According to historian Jonathan Kenoyer, the idea of using a worthless instrument to represent banking transactions dates back 5,000 years when clay tablets were used in ancient Mesopotamia to document the exchange of goods and services with the Harappan civilization. Although the tablets were difficult to use with the seals of the two civilizations, this was much better than melting tons of copper to produce the exchange coins of the time.
The origin of “plastic” or “bank” cards dates back to early 1914 when the Western Union Company created a card for its most select customers that allowed them to receive preferential treatment as well as a line of credit without fees. Later, at the end of 1940, a large number of companies issued their own cards, but they were valid only in their enterprises. Cards were used to attract customers and facilitate credit purchases.
However, the first bank card as we know it today, a plastic with which we can easily pay in several establishments without having to carry the card of each, did not appear until 1949, as a result of a mixture of coincidences in a New York restaurant.
During a business dinner, Mr. Frank McNamara invited several of his friends to an elegant and luxurious restaurant in New York. During this event, when he paid businessman McNamara, he realized that he had no money because he had forgotten his wallet at home; He had to call his wife to get him money so he could settle the account. This fact distinguished him and he decided to create a secure and personal payment mechanism in many organizations with ease of use of the same system.

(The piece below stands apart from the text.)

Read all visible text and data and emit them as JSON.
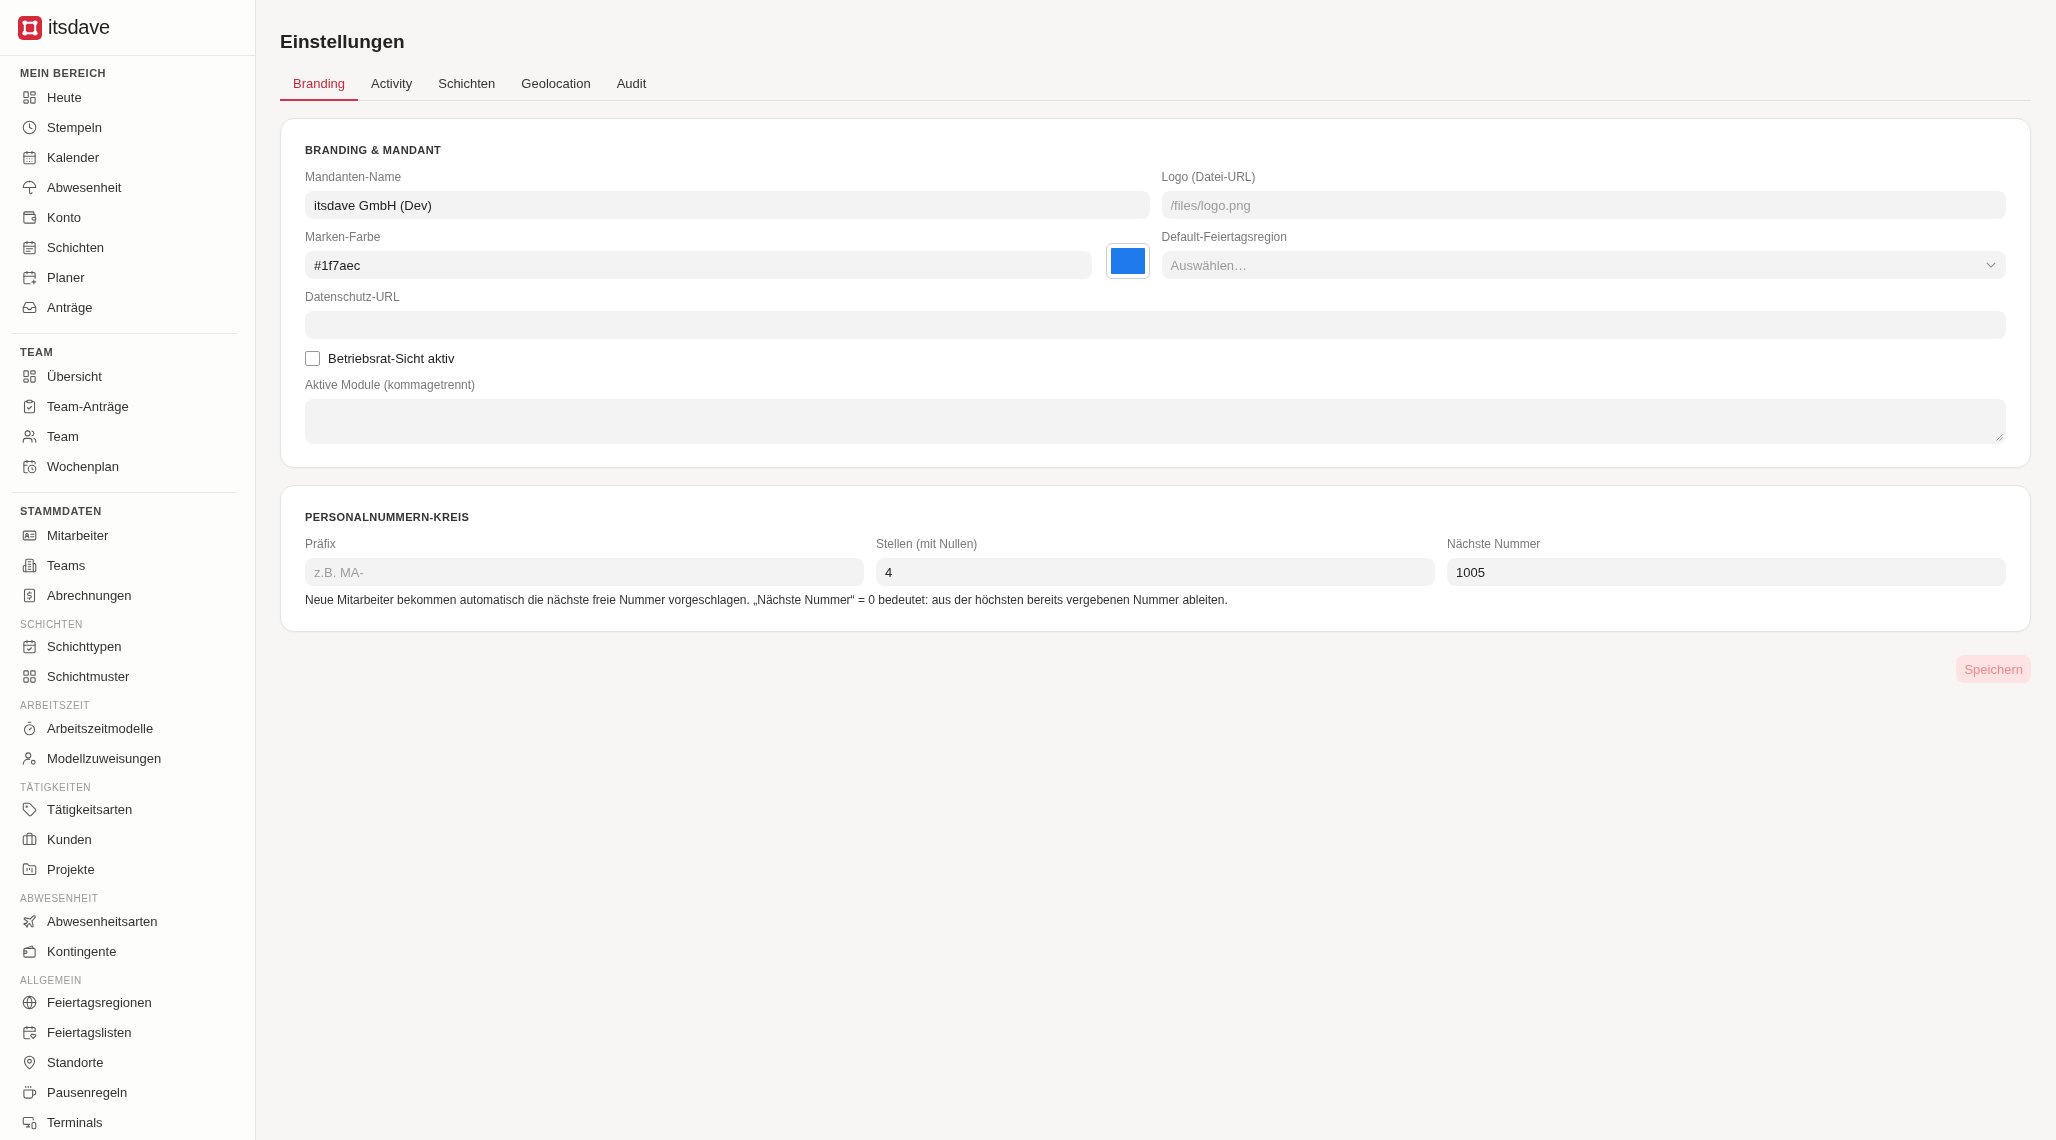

This is how Diners’ Club (literally, dining room club) was born, the first credit card like the one we know today. Its business model was based on acting as an intermediary between the organization and the buyer, charging a commission on each transaction on the first and a fee on the item purchased on the second plus a monthly commission on the interest accrued on the credit.
At first, Dinners’ Club had little acceptance, there was a lot of mistrust that the bank card mechanism would work, only 14 New York restaurants joined and only 200 people had a card. However, by the end of 1950, it was used by more than 20,000 people and the number of establishments was growing exponentially.
By 1980, cards were already used in almost all countries. Today it is used by more than 70% of the population and the number of card users is increasing, and it is common to have more than one card. In this way, whether it is a credit, debit, management, principal, extension or prepaid card, card plastic undoubtedly offers more advantages than cash.